Title of Session: Keynote Address: The Ocean’s Potential Contribution to a Safe, Secure, and Sustainable Global Food System
Length of Session: Thursday, May 11, 2017 8:50am – 9:40am.
Educational Objective: Dr. Schubel keynote will address the future of food and the relationship of our ocean’s health and our food supply. The session will outline how a heathy and sustainable ocean will help feed a population that is outgrowing the resources currently available to sustain it. Harvesting more protein from the ocean will also increase health outcomes for our populations.
Description of Session: The world’s oceans cover 71% of Earth, but provide only 2% of the global food supply. The UN predicts 70% more food will be needed by 2050 to feed a population that may reach 10 billion. Present agricultural practices are not scalable. They utilize 50% of the ice-free land and 70% of available fresh water. Livestock account for a significant fraction of this. Another green revolution will alleviate some of the pressure, but not eliminate it. Shifting more of the animal protein production to the ocean is a key. It will enhance human health and environmental health. Most of the contribution will come from supplementing wild fisheries with marine aquaculture. The long term solution to creating a Safe, Secure, and Sustainable Global Food System is developing an integrated program, of agriculture and marine aquaculture. California could develop the model.

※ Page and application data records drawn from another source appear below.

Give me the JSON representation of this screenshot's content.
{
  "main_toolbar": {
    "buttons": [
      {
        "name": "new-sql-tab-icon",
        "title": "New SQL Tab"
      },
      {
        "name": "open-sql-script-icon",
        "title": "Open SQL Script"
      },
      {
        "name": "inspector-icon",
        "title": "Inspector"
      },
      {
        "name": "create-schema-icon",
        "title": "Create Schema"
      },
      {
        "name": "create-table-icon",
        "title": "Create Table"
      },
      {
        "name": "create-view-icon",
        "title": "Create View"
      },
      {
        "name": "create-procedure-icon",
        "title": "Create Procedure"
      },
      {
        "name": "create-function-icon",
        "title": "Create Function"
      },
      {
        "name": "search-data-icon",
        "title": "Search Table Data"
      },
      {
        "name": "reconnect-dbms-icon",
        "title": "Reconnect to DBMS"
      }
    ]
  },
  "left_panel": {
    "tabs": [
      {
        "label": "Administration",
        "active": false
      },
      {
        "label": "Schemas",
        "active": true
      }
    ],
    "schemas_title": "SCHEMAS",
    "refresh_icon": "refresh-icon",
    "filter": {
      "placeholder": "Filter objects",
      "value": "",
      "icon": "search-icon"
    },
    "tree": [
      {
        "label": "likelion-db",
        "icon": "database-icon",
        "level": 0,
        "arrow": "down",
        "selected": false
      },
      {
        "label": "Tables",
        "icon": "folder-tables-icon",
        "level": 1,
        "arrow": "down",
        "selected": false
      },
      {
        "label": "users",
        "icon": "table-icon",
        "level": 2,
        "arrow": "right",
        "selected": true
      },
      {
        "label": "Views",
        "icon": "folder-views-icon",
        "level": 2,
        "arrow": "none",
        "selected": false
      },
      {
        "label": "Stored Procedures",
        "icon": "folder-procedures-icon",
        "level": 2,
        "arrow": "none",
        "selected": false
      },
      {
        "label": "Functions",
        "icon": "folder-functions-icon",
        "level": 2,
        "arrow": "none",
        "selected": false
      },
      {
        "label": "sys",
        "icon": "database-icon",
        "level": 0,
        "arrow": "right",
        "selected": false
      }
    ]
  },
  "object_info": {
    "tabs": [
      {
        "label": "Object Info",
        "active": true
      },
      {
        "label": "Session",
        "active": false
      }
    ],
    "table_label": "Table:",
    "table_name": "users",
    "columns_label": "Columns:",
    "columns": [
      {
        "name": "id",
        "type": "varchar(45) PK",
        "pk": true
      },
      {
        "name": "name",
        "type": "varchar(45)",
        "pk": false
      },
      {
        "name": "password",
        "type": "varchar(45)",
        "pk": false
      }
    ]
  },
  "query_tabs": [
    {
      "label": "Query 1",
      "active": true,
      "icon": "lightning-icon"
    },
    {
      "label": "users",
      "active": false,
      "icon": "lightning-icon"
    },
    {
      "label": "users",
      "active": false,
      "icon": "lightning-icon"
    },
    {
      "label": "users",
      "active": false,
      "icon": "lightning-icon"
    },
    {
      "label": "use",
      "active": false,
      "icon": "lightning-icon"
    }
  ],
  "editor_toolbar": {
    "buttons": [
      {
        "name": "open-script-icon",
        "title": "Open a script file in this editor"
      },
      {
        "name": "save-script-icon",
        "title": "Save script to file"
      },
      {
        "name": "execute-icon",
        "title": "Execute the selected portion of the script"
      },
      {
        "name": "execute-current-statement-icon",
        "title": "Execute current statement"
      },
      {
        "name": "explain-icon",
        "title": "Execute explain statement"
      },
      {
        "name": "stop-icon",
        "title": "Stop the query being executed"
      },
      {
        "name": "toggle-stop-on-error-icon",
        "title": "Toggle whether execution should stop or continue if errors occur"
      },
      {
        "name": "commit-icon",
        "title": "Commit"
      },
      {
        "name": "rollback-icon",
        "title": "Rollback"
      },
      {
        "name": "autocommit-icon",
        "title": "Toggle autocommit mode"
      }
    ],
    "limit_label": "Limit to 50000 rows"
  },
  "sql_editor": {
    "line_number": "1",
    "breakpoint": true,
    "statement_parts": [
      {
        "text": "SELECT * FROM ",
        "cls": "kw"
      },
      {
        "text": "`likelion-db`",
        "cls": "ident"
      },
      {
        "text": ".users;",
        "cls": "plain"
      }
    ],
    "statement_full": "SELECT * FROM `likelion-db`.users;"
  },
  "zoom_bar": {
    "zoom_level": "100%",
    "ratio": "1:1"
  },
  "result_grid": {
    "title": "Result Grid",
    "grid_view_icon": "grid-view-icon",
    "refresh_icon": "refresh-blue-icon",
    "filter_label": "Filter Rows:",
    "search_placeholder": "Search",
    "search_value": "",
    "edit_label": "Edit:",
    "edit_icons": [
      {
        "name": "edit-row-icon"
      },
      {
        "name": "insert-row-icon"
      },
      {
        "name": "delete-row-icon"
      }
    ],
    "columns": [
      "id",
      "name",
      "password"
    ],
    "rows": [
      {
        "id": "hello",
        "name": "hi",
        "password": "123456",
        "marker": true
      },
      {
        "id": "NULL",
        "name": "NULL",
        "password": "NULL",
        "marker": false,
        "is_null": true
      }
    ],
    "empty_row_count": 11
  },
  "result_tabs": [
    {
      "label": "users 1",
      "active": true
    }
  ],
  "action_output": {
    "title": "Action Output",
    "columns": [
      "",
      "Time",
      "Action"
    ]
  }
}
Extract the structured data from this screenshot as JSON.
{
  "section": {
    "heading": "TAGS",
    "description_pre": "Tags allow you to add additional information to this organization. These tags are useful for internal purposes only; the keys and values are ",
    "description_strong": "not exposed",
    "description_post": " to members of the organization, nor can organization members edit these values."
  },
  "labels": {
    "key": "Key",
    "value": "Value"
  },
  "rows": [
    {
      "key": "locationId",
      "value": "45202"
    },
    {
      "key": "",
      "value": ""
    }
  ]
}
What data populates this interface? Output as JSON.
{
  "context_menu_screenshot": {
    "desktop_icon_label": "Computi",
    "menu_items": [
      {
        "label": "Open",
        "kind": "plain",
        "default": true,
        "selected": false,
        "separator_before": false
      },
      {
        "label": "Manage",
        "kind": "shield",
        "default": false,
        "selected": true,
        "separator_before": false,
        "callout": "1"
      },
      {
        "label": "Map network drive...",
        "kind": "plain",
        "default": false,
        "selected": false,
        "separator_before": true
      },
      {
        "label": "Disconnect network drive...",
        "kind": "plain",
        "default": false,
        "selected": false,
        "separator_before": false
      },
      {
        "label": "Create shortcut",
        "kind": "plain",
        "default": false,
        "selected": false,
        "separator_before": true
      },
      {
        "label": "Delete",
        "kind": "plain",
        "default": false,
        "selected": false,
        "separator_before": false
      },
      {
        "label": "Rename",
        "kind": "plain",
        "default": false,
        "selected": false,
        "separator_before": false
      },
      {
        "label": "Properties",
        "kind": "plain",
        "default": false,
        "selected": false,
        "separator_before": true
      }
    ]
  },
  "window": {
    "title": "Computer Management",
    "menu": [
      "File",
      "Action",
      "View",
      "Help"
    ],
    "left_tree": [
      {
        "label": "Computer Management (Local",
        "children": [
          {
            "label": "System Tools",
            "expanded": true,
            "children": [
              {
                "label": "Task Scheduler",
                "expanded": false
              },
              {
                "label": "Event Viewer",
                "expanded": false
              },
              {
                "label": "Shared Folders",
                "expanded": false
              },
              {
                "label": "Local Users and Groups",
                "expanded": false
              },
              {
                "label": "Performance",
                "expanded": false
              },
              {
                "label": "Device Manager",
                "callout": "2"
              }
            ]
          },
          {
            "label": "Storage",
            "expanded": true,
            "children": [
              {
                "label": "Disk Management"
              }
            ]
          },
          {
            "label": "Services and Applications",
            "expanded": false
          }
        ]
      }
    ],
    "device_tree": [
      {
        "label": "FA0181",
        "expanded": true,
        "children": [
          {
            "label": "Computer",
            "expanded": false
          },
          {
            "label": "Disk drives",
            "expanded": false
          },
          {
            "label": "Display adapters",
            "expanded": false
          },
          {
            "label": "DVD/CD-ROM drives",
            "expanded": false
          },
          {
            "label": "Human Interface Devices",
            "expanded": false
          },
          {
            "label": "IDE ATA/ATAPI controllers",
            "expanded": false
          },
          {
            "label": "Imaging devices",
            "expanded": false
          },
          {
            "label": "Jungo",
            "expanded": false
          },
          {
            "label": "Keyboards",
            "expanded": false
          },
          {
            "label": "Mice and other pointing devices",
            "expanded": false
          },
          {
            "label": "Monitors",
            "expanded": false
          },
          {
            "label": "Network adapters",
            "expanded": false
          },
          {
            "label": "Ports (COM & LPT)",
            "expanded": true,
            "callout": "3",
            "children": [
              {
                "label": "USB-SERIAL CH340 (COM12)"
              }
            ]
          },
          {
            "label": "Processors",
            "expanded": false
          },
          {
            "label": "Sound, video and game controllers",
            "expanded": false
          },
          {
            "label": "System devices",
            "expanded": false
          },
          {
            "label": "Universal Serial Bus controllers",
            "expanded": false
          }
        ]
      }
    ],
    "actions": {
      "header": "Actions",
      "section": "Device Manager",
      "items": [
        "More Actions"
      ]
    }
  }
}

Anticipated Educational Outcomes for Session:
A. To understand the potential of the world ocean to contribute to a safe, secure, and sustainable global food system, and what it will take to realize that potential.
B. To understand the opportunity for the United States and, particularly California, to develop an integrated model of sustainable agriculture and sustainable marine aquaculture for export to other parts of the world. This may even rise to the level of a responsibility.
Qualifications and Resume of Speaker/Presenter:
Dr. Jerry R. Schubel has been president and CEO of the Aquarium of the Pacific since 2002. He is president and CEO Emeritus of the New England Aquarium, and from 1974-1994 was Dean of Stony Brook University’s Marine Sciences Research Center. For three of those years he served as the University’s provost and is Distinguished Service Professor emeritus. Prior to 1974, Dr. Schubel was an adjunct professor, research scientist and associate director of The Johns Hopkins University's Chesapeake Bay Institute. Dr. Schubel holds a Ph.D. in oceanography from Johns Hopkins University. He received an honorary doctorate from the Massachusetts Maritime Academy in 1998. He has worked throughout his professional life at the interfaces of science-management-policy on issues dealing with the ocean with an emphasis on the coastal ocean. Dr. Schubel has published more than 225 scientific papers and has written extensively for general audiences. He is a member of the California Ocean Science Trust Board, and the Science Advisory Team for California’s Ocean Protection Council. He chaired the NOAA Science Advisory Board; National Sea Grant Review Panel; the National Research Council (“NRC”) Marine Board; the NRC Committee on the St. Lawrence Seaway, Phase I and Phase II, the Ocean Research and Resources Advisory Panel, and the NRC Committee on the Value and Sustainability of Biological Field Stations, Marine Laboratories and Nature Reserves in 21st Century. He is a former member of EPA’s Science Advisory Board, the Census of Marine Life U.S. National Committee and the National Science Foundation’s Education and Human Resources Advisory Committee. At the Aquarium of the Pacific, he created the Aquatic Forum that brings together scientists, policy-makers and stakeholders to explore alternative ways of dealing with important, complex, and often controversial environmental issues facing the nation. He also directs the Aquarium’s Marine Conservation Research Institute and the Aquarium’s Aquatic Academy programs. He has been interviewed by hundreds of media outlets on a variety of environmental and scientific topics for international, national and local stories.